__About this task__. Print the full listing below exactly, keeping every character as it stands.
BEGIN
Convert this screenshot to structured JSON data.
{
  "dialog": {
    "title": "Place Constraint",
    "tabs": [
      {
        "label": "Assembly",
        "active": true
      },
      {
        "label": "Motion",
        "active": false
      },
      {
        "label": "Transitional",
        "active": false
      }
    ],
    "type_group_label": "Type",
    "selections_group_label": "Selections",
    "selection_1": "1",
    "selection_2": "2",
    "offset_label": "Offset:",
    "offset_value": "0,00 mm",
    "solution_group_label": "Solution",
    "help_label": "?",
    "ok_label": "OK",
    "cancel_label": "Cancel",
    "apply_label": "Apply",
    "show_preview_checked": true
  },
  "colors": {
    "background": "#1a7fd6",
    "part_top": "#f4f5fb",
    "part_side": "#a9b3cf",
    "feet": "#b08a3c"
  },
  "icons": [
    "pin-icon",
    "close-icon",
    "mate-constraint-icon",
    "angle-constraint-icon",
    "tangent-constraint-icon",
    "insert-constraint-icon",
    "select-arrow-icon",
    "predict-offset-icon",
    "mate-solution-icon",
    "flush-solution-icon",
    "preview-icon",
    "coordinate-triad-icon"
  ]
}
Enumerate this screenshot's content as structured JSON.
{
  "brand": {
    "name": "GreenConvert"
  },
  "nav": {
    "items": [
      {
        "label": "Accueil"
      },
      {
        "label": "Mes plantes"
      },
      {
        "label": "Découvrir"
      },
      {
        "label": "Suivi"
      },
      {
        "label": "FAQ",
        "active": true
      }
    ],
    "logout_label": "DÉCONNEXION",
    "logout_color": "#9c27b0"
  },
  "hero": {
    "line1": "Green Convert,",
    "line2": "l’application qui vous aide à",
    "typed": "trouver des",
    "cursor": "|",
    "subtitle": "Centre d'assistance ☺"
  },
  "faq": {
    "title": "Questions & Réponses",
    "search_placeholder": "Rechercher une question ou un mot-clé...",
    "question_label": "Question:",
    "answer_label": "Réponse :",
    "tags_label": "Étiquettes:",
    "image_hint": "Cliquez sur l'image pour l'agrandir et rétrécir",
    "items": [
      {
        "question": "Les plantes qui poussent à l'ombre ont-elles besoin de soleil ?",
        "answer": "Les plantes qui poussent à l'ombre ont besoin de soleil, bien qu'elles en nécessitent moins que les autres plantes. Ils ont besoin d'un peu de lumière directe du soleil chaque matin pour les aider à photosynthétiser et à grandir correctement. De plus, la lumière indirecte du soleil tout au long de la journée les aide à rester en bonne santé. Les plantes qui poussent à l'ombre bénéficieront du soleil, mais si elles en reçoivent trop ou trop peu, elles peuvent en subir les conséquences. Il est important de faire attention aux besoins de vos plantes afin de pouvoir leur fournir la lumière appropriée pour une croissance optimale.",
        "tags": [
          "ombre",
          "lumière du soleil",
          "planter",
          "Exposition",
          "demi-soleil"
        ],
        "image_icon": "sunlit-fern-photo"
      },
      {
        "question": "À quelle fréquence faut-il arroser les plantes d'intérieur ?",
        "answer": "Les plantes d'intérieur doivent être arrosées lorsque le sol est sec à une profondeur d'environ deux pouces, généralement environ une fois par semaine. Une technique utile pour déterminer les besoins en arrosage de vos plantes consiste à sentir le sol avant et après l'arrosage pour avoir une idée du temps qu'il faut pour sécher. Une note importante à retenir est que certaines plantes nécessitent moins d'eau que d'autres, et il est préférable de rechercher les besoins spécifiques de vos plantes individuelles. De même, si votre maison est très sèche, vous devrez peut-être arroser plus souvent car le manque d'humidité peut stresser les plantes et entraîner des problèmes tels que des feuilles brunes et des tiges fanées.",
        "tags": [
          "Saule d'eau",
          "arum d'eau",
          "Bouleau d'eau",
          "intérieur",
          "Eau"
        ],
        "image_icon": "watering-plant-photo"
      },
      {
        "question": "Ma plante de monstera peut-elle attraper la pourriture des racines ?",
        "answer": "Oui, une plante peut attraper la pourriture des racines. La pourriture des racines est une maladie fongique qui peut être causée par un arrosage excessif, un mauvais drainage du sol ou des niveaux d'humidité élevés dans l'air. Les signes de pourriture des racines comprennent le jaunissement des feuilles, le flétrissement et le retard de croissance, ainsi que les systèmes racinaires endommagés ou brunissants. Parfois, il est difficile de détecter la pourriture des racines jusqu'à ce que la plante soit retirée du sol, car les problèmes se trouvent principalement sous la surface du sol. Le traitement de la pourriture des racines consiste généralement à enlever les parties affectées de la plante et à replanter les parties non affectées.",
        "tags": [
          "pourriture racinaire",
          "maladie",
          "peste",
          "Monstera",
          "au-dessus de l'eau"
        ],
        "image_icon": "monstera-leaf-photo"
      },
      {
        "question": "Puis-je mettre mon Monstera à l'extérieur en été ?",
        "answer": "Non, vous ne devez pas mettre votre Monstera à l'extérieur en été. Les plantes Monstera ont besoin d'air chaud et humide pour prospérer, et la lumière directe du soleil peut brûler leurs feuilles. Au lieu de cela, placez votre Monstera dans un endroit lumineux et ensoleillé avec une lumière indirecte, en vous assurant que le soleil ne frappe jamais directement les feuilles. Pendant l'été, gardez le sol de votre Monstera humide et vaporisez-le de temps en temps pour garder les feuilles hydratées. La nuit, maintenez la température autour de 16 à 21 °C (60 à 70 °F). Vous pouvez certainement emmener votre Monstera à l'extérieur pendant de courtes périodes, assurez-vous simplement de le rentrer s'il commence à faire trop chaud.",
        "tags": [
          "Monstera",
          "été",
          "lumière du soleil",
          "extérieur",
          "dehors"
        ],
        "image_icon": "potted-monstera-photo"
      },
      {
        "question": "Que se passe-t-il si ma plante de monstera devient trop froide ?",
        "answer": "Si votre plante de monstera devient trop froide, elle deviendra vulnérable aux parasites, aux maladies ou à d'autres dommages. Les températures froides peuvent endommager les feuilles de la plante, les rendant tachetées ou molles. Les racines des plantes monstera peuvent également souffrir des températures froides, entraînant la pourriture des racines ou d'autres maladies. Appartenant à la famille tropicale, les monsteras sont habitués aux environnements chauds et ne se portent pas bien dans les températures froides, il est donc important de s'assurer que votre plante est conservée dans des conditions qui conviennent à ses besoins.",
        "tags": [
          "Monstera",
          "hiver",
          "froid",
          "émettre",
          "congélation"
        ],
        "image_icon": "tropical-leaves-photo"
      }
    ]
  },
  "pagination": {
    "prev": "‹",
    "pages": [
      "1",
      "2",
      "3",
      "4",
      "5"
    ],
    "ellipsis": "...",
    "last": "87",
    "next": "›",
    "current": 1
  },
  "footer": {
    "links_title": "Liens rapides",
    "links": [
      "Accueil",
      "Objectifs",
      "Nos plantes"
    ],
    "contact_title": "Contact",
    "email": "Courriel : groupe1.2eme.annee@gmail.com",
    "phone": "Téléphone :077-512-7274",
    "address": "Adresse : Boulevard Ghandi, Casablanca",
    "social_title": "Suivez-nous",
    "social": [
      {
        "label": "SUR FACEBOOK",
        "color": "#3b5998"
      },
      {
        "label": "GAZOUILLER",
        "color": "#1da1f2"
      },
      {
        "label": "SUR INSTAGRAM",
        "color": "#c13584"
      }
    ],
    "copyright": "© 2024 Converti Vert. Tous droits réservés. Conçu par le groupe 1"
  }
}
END
__Exercise output__.
Convert this screenshot to structured JSON data.
{
  "dialog": {
    "title": "Place Constraint",
    "tabs": [
      {
        "label": "Assembly",
        "active": true
      },
      {
        "label": "Motion",
        "active": false
      },
      {
        "label": "Transitional",
        "active": false
      }
    ],
    "type_group_label": "Type",
    "selections_group_label": "Selections",
    "selection_1": "1",
    "selection_2": "2",
    "offset_label": "Offset:",
    "offset_value": "0,00 mm",
    "solution_group_label": "Solution",
    "help_label": "?",
    "ok_label": "OK",
    "cancel_label": "Cancel",
    "apply_label": "Apply",
    "show_preview_checked": true
  },
  "colors": {
    "background": "#1a7fd6",
    "part_top": "#f4f5fb",
    "part_side": "#a9b3cf",
    "feet": "#b08a3c"
  },
  "icons": [
    "pin-icon",
    "close-icon",
    "mate-constraint-icon",
    "angle-constraint-icon",
    "tangent-constraint-icon",
    "insert-constraint-icon",
    "select-arrow-icon",
    "predict-offset-icon",
    "mate-solution-icon",
    "flush-solution-icon",
    "preview-icon",
    "coordinate-triad-icon"
  ]
}
Enumerate this screenshot's content as structured JSON.
{
  "brand": {
    "name": "GreenConvert"
  },
  "nav": {
    "items": [
      {
        "label": "Accueil"
      },
      {
        "label": "Mes plantes"
      },
      {
        "label": "Découvrir"
      },
      {
        "label": "Suivi"
      },
      {
        "label": "FAQ",
        "active": true
      }
    ],
    "logout_label": "DÉCONNEXION",
    "logout_color": "#9c27b0"
  },
  "hero": {
    "line1": "Green Convert,",
    "line2": "l’application qui vous aide à",
    "typed": "trouver des",
    "cursor": "|",
    "subtitle": "Centre d'assistance ☺"
  },
  "faq": {
    "title": "Questions & Réponses",
    "search_placeholder": "Rechercher une question ou un mot-clé...",
    "question_label": "Question:",
    "answer_label": "Réponse :",
    "tags_label": "Étiquettes:",
    "image_hint": "Cliquez sur l'image pour l'agrandir et rétrécir",
    "items": [
      {
        "question": "Les plantes qui poussent à l'ombre ont-elles besoin de soleil ?",
        "answer": "Les plantes qui poussent à l'ombre ont besoin de soleil, bien qu'elles en nécessitent moins que les autres plantes. Ils ont besoin d'un peu de lumière directe du soleil chaque matin pour les aider à photosynthétiser et à grandir correctement. De plus, la lumière indirecte du soleil tout au long de la journée les aide à rester en bonne santé. Les plantes qui poussent à l'ombre bénéficieront du soleil, mais si elles en reçoivent trop ou trop peu, elles peuvent en subir les conséquences. Il est important de faire attention aux besoins de vos plantes afin de pouvoir leur fournir la lumière appropriée pour une croissance optimale.",
        "tags": [
          "ombre",
          "lumière du soleil",
          "planter",
          "Exposition",
          "demi-soleil"
        ],
        "image_icon": "sunlit-fern-photo"
      },
      {
        "question": "À quelle fréquence faut-il arroser les plantes d'intérieur ?",
        "answer": "Les plantes d'intérieur doivent être arrosées lorsque le sol est sec à une profondeur d'environ deux pouces, généralement environ une fois par semaine. Une technique utile pour déterminer les besoins en arrosage de vos plantes consiste à sentir le sol avant et après l'arrosage pour avoir une idée du temps qu'il faut pour sécher. Une note importante à retenir est que certaines plantes nécessitent moins d'eau que d'autres, et il est préférable de rechercher les besoins spécifiques de vos plantes individuelles. De même, si votre maison est très sèche, vous devrez peut-être arroser plus souvent car le manque d'humidité peut stresser les plantes et entraîner des problèmes tels que des feuilles brunes et des tiges fanées.",
        "tags": [
          "Saule d'eau",
          "arum d'eau",
          "Bouleau d'eau",
          "intérieur",
          "Eau"
        ],
        "image_icon": "watering-plant-photo"
      },
      {
        "question": "Ma plante de monstera peut-elle attraper la pourriture des racines ?",
        "answer": "Oui, une plante peut attraper la pourriture des racines. La pourriture des racines est une maladie fongique qui peut être causée par un arrosage excessif, un mauvais drainage du sol ou des niveaux d'humidité élevés dans l'air. Les signes de pourriture des racines comprennent le jaunissement des feuilles, le flétrissement et le retard de croissance, ainsi que les systèmes racinaires endommagés ou brunissants. Parfois, il est difficile de détecter la pourriture des racines jusqu'à ce que la plante soit retirée du sol, car les problèmes se trouvent principalement sous la surface du sol. Le traitement de la pourriture des racines consiste généralement à enlever les parties affectées de la plante et à replanter les parties non affectées.",
        "tags": [
          "pourriture racinaire",
          "maladie",
          "peste",
          "Monstera",
          "au-dessus de l'eau"
        ],
        "image_icon": "monstera-leaf-photo"
      },
      {
        "question": "Puis-je mettre mon Monstera à l'extérieur en été ?",
        "answer": "Non, vous ne devez pas mettre votre Monstera à l'extérieur en été. Les plantes Monstera ont besoin d'air chaud et humide pour prospérer, et la lumière directe du soleil peut brûler leurs feuilles. Au lieu de cela, placez votre Monstera dans un endroit lumineux et ensoleillé avec une lumière indirecte, en vous assurant que le soleil ne frappe jamais directement les feuilles. Pendant l'été, gardez le sol de votre Monstera humide et vaporisez-le de temps en temps pour garder les feuilles hydratées. La nuit, maintenez la température autour de 16 à 21 °C (60 à 70 °F). Vous pouvez certainement emmener votre Monstera à l'extérieur pendant de courtes périodes, assurez-vous simplement de le rentrer s'il commence à faire trop chaud.",
        "tags": [
          "Monstera",
          "été",
          "lumière du soleil",
          "extérieur",
          "dehors"
        ],
        "image_icon": "potted-monstera-photo"
      },
      {
        "question": "Que se passe-t-il si ma plante de monstera devient trop froide ?",
        "answer": "Si votre plante de monstera devient trop froide, elle deviendra vulnérable aux parasites, aux maladies ou à d'autres dommages. Les températures froides peuvent endommager les feuilles de la plante, les rendant tachetées ou molles. Les racines des plantes monstera peuvent également souffrir des températures froides, entraînant la pourriture des racines ou d'autres maladies. Appartenant à la famille tropicale, les monsteras sont habitués aux environnements chauds et ne se portent pas bien dans les températures froides, il est donc important de s'assurer que votre plante est conservée dans des conditions qui conviennent à ses besoins.",
        "tags": [
          "Monstera",
          "hiver",
          "froid",
          "émettre",
          "congélation"
        ],
        "image_icon": "tropical-leaves-photo"
      }
    ]
  },
  "pagination": {
    "prev": "‹",
    "pages": [
      "1",
      "2",
      "3",
      "4",
      "5"
    ],
    "ellipsis": "...",
    "last": "87",
    "next": "›",
    "current": 1
  },
  "footer": {
    "links_title": "Liens rapides",
    "links": [
      "Accueil",
      "Objectifs",
      "Nos plantes"
    ],
    "contact_title": "Contact",
    "email": "Courriel : groupe1.2eme.annee@gmail.com",
    "phone": "Téléphone :077-512-7274",
    "address": "Adresse : Boulevard Ghandi, Casablanca",
    "social_title": "Suivez-nous",
    "social": [
      {
        "label": "SUR FACEBOOK",
        "color": "#3b5998"
      },
      {
        "label": "GAZOUILLER",
        "color": "#1da1f2"
      },
      {
        "label": "SUR INSTAGRAM",
        "color": "#c13584"
      }
    ],
    "copyright": "© 2024 Converti Vert. Tous droits réservés. Conçu par le groupe 1"
  }
}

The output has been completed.